I'm a graduate student in a biological sciences lab. About 6 months ago I started an after-hours (does such a thing exist?) project with a fellow graduate student in a different lab doing computational physics. We principally work on the weekends and late at night, and I like to think that the time we use would otherwise have been spent playing video games, drinking, etc (not doing lab work), but who really knows?
Our collaboration has been extraordinarily fruitful and we have one paper ~90% written, and a follow up ~50% written. Both are highly theoretical, and have no direct relation to our respective theses work. Also, both our PIs know and are supportive of us pursuing this project, and neither has so much as even hinted at wanting authorship. And neither is an expert (or even an amateur..) in physics.
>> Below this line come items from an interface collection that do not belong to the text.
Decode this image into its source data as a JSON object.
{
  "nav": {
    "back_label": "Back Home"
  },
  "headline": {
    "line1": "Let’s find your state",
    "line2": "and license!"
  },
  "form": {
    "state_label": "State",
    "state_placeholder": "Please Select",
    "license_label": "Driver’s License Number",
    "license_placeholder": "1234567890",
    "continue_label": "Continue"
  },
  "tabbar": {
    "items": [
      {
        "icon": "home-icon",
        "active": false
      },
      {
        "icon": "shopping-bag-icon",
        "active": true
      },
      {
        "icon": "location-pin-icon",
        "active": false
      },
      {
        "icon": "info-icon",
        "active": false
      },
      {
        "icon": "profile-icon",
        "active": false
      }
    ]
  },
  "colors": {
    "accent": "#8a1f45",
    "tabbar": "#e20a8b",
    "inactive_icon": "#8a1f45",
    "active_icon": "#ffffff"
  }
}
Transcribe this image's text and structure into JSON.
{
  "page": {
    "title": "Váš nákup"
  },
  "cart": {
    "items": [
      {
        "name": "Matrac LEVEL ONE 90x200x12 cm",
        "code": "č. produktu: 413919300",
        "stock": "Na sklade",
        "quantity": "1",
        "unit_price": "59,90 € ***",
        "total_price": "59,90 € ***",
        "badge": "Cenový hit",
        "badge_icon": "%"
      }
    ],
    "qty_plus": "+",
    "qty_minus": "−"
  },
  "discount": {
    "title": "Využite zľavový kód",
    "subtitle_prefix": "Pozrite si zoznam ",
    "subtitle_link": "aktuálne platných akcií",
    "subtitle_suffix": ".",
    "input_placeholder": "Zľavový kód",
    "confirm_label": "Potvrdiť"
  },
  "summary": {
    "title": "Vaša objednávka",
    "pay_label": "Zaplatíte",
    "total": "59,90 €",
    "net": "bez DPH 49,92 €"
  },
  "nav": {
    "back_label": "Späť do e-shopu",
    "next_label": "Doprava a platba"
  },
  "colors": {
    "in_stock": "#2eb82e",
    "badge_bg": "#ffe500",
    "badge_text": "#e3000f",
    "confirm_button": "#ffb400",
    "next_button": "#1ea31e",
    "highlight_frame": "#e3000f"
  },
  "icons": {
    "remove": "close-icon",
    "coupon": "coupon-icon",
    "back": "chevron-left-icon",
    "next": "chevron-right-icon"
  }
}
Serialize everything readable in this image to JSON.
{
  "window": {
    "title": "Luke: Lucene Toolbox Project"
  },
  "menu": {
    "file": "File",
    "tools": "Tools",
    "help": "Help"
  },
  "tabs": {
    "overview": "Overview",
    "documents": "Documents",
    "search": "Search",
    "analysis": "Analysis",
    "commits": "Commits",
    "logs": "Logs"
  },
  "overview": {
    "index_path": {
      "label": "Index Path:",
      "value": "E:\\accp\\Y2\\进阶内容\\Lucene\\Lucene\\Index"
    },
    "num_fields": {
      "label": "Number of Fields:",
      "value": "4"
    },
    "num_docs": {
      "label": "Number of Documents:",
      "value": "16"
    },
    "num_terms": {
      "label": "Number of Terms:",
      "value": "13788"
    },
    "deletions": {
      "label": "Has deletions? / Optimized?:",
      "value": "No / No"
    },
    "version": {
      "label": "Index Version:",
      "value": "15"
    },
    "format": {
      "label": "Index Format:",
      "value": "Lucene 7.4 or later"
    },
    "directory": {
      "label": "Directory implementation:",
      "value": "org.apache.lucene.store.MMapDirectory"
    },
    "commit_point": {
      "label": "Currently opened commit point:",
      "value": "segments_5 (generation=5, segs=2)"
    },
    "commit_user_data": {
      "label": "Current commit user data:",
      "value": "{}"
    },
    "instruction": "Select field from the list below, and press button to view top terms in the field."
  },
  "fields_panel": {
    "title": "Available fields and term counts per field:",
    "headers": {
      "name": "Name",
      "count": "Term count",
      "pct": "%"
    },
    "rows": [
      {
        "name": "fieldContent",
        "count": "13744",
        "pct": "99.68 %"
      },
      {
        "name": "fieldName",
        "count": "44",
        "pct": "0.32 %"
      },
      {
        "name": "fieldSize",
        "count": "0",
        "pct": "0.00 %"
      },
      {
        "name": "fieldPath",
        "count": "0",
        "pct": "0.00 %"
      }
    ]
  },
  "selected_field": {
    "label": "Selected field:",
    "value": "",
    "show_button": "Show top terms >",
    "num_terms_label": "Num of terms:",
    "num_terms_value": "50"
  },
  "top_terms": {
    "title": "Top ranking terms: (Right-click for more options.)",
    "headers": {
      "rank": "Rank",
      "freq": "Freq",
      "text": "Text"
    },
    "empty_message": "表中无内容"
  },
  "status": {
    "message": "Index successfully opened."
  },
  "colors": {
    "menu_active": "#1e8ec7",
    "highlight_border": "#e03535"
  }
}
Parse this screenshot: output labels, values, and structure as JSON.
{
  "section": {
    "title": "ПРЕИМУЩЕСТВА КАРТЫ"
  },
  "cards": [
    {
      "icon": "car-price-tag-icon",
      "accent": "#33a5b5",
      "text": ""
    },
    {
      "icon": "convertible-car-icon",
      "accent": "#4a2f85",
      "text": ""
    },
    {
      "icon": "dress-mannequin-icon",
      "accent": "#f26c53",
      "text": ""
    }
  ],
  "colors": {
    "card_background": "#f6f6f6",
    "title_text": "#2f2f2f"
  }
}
1) Should we include our PIs? They could potentially contribute to editing and big picture, but are not able to even assess the validity of what we've accomplished. As an "experienced" graduate student I know they shouldn't be authors, but they are also making it possible for us spend our time thinking, and they've supported our endeavor at least in spirit.
2) Suppose our PIs are not included. We're just two graduate students. Is it even possible to get a fair review with neither of us having the requisite degrees? How do we pay for publication ($1000-5000)? I'm interested in the "meta" discussion as much, or more, than the ethical discussion. For example, there is a third faculty member in this area who we've had some discussion of the science with, and who is a computational physicist. Should we include him on the manuscript as a signature of credibility? Should he be last author or a middle author, if so? If there are any physicists perusing, I'd be particularly interested in your thoughts, as my experience in publishing has been solely in the biomedical journals so far.
Thanks for considering my dilemma.